As Chinese get rich, is their wealth at risk?

Source:Global Times Published: 2016-3-26 0:58:01

China's first-tier cities saw their housing prices suddenly soar in the past few months. Shenzhen's housing prices grew 50 percent last year, a global record. Shanghai on Friday imposed even-stricter policies in an attempt to rein in the fervor.

In the face of skyrocketing prices, people who have yet to purchase an apartment are upset that their savings cannot catch up while those who already own more than one property are excited over the growth of their wealth.

Many families who own apartments in major cities now belong to the middle class. Some of them try their hands at stock market. Others are interested in foreign exchange rates.

With growing globalization, some Chinese property owners have suddenly found they are "wealthier" than most people of some developed countries in terms of the value of the properties.

But the depreciating pressure on the yuan worries us. Can we continue with our overseas travel plans, or can we still afford to send our children to study abroad?

China's middle class have become consumers of global products and services. We are used to what we have, and are used to an optimistic future outlook. We have bank deposits; we have apartments. This wealth gives us confidence.

But is our wealth safe? Are there risks that it might shrink or suffer a major setback?

Anywhere in the world, there is uncertainty around wealth. Some countries are losing out in the economic development race, causing property to lose value. Some beautiful cities in European countries are examples.

And if political turmoil occurs in a country, people's wealth will drastically lose value, and the stock market and housing market may collapse. A revolution could reshuffle people's wealth, and destroy the previous financial order. Some countries' currency system collapsed, and people's savings became nothing.

There are also economic risks, such as wealth bubbles. Chinese people are already familiar with bubbles in the stock market. Whether there are bubbles in the housing market remains a topic of debate. But in first-tier cities, we believe bubbles are taking shape.

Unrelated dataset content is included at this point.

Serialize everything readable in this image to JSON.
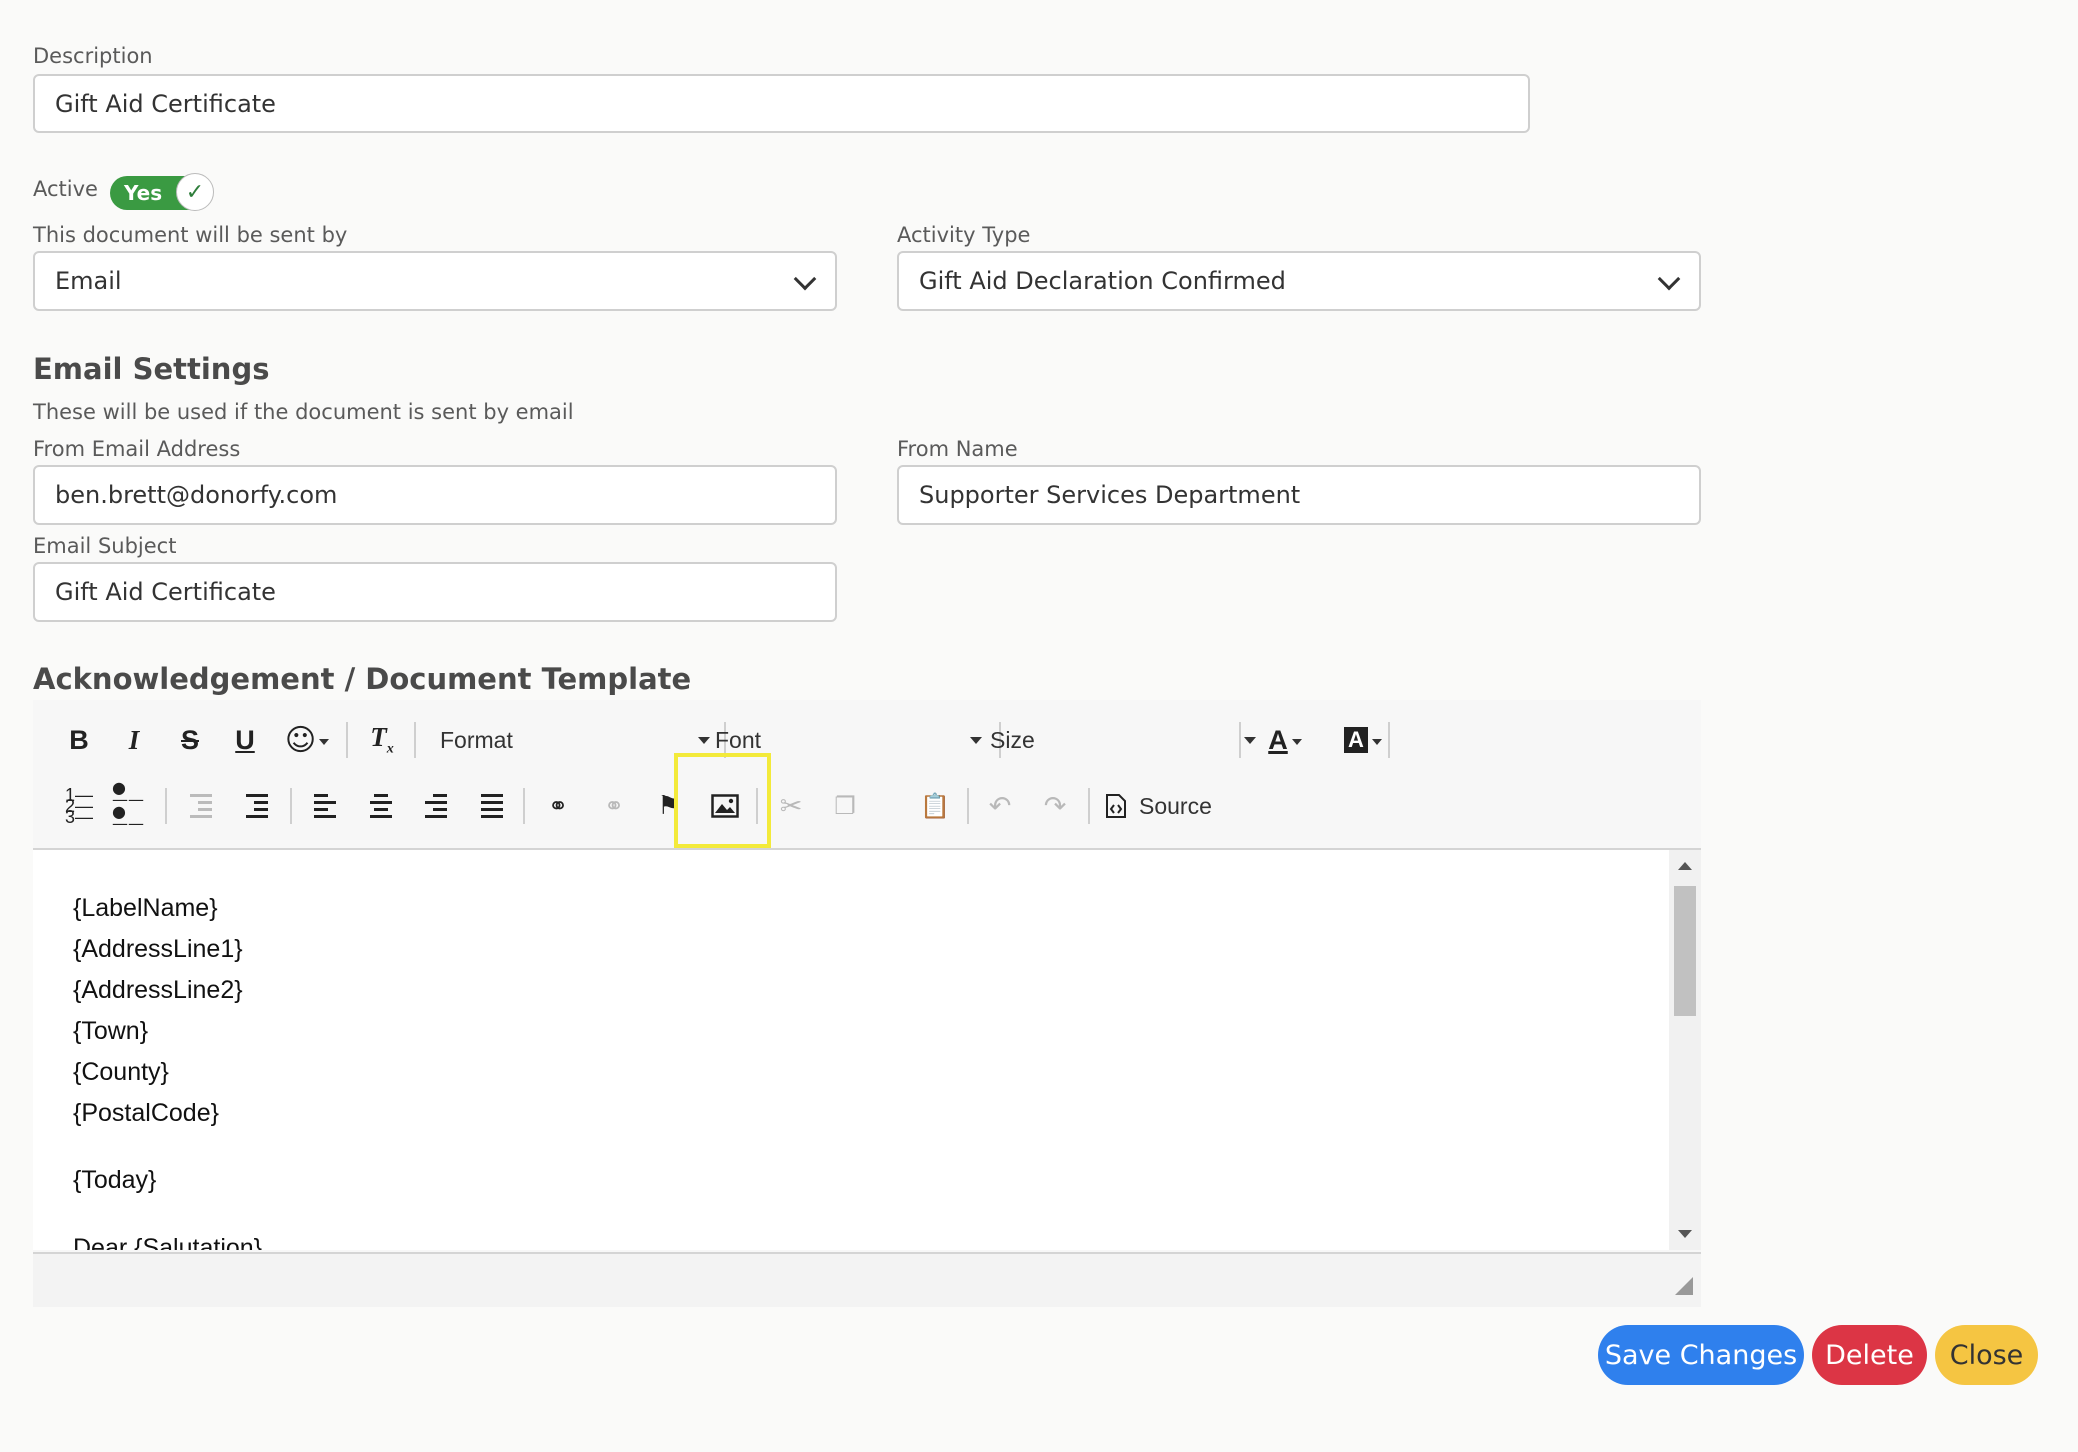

Many cities in the world have experienced housing bubbles, though few have suffered a collapse of the real estate market. If our housing prices go up and down in a sustainable range, it can relieve the pressure of a major "quake."

Wealth does not guarantee the quality of life. But it does relate to people's flexibility and safety of life. In recent years, the world's wealth has slightly tilted toward China. The Chinese government faces a major task in keeping this trend. It is also important to narrow the wealth gap and avoid the social problem of world-class haves versus a third-world have-nots.

Posted in: Editorial

blog comments powered by Disqus